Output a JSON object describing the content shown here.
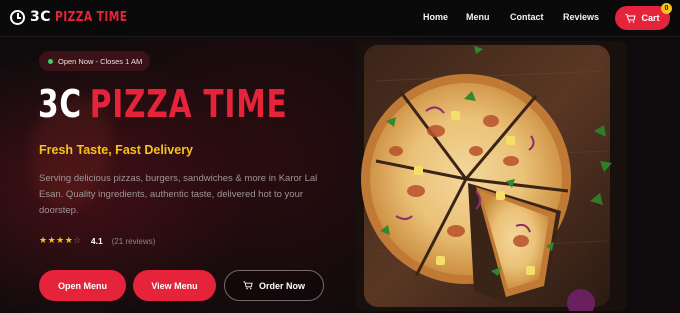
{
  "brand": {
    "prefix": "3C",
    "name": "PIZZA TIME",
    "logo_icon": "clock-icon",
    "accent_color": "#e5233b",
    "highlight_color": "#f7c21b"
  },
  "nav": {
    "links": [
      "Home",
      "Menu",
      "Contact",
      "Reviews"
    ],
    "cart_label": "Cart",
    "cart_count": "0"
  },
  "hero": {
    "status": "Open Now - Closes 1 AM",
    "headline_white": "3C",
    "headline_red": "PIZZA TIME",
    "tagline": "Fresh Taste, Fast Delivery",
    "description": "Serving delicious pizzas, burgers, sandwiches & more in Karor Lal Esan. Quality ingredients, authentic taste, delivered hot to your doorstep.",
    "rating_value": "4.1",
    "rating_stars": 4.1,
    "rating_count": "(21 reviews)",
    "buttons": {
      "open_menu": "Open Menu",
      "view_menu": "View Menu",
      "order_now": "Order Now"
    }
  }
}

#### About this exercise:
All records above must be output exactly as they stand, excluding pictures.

#### Result for this task:
Output a JSON object describing the content shown here.
{
  "brand": {
    "prefix": "3C",
    "name": "PIZZA TIME",
    "logo_icon": "clock-icon",
    "accent_color": "#e5233b",
    "highlight_color": "#f7c21b"
  },
  "nav": {
    "links": [
      "Home",
      "Menu",
      "Contact",
      "Reviews"
    ],
    "cart_label": "Cart",
    "cart_count": "0"
  },
  "hero": {
    "status": "Open Now - Closes 1 AM",
    "headline_white": "3C",
    "headline_red": "PIZZA TIME",
    "tagline": "Fresh Taste, Fast Delivery",
    "description": "Serving delicious pizzas, burgers, sandwiches & more in Karor Lal Esan. Quality ingredients, authentic taste, delivered hot to your doorstep.",
    "rating_value": "4.1",
    "rating_stars": 4.1,
    "rating_count": "(21 reviews)",
    "buttons": {
      "open_menu": "Open Menu",
      "view_menu": "View Menu",
      "order_now": "Order Now"
    }
  }
}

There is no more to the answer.